Supplement to the Desert Project Guidebook, with emphasis on soil micromorphology.

TitleSupplement to the Desert Project Guidebook, with emphasis on soil micromorphology.
Publication TypeReport
Year of Publication1995
AuthorsGile L.H, Hawley J.W, Grossman R.B, H. Monger C, Montoya C.E., Mack G.H
Date Published1995
CitySocorro, New Mexico
Accession NumberJRN00197
Keywordsbook, books, chapter, chapters, report, reports, soil, Desert Project, soil, micromorphology
Abstract

This Supplement to the Desert Project Guidebook presents new study areas 23-27, and additional information for other study areas and thin section studies. New study area 23 is near pipline and power line roads that cross terraces and soils ranging in age from late Holocene to late middle Pleistocene. In area 23, morphology of the laminar, plugged, and adjacent horizons of an Argic Petrocalcid was related to the radiocarbon chronology of their carbonate. This pedon was the first so studied in the Desert Project and the first to be reported in the world literature on genesis of carbonate horizons.

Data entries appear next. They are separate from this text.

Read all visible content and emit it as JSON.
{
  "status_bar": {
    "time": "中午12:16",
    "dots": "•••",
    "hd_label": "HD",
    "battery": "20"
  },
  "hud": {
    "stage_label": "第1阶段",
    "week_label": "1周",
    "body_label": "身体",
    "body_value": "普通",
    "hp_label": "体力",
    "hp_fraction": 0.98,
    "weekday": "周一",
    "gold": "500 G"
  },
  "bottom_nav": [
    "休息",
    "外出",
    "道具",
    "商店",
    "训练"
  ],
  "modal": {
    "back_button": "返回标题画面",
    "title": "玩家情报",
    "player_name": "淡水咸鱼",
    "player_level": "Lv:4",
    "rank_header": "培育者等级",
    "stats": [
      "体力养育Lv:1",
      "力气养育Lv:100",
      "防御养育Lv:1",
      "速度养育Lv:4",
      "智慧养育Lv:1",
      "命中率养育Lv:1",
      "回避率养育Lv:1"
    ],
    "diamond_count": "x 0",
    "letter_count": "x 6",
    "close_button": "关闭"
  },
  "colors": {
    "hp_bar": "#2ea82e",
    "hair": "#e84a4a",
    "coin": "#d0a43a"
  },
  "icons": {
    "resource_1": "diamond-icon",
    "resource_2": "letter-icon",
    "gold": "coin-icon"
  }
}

Study area 24 illustrates a complex of Typic Haplocalcids and Argic Petrocalcids on a dissected landscape with ridge remnants of late middle Pleistocene age and the transition to a broad stable landscape of the same age dominated by Argie Petrocalcids. Area 24 illustrates a facies change from low-gravel to high-gravel materials and profound changes in carbonate morphology (stage III to IV) and soil classification (Typic Haplocalcid to Typic Petrocalcid) that accompany the facies change. Thin sections show evidence of dissolution of primary grains in the calcic horizon of the Haplocalcid.

Study area 25, in lce Canyon of the Organ Mountains, illustrates a bedrock-deserted ancient fan,and an Argie Ustic Petrocalcid dating from middle to early Pleistocene. This soil has a red, clay Bt horizon with a subhorizon that has more than 70% clay,and illustrates stage IV of carbonate accumulation in soils of the mountain canyons. Thin sections show argillans on sand grains but not on ped faces. Prominent striae of oriented clay occur within peds and may represent former argillans.

Study area 26 is along and near the scarp of a middle Pleistocene relict basin floor that borders the Rio Grande valley. At area 26, the deep petrocalcic horizon of a Typic Petroargid illustrates stage IV of carbonate accumulation in low-gravel materials. Thin sections show evidence of disso­lution or primary grains in the petrocalcic horizon and accumulation of silica below it. Electron microscopy, soil column and culture studies indiate that soil microorganisms are involved in precipitation of fine-grain calcite in horizons of carbonate accmulation. Microscopic and chemical evidence indicates that palygorskite was neoformed in the petrocalcic horizon.

Study 27 is in a distinctive scarplet terrain in which the scarplets cut fanpiedmont sediments derived largely from sedimentary rocks such as limestoneThe scarplets expose a Holocene Haplocalcid and the  Bt horizon of an  underlying  Calciargid of late Pleistocene age.  An argillic.horizon has not formed in high-carbonate parent materials or middle Holocene age, but has formed in the underlylng soil of late Pleistocene age. This suggests that moister climates of Pleistocene pluvials may have been involved in leaching the bulk of the carbonates so that the argillic horizon could form. Thin sections of the buried argillic horizon show both prominent argillans and some limestone grains. This shows that not all of the primary carbonate must be leached from the parent materials for an argillic horizon to form. Argillans were not found on limestone grains.

Photomicrographs illustrate illuvial clay and carbonate in soils that range in age from late Halocene to middle to early Pleistocene. Coatings of oriented clay on sand grains and pebnbles (grains argillans) are chracteristic of the Bt horizons. Grains argillans of many Bt horizons have been partly to completely obliterated by cabonate. Calcified root hairs, calcite filaments and framework grain coatings (calcitans) are the youngest forms of carbonate accumulation. They are currently forming and are the major morphological expression of carbonate in late Halocence soils. Progressively older carbonate forms increase in density and hardness with increasing carbonate content. Thin sections show evidence of dissolution of primary grains in soils of late-middle Pleistocene age and older.

URLfiles/bibliography/JRN00197.pdf
Alternate TitleNew Mexico Bureau of Mines and Mineral Resources.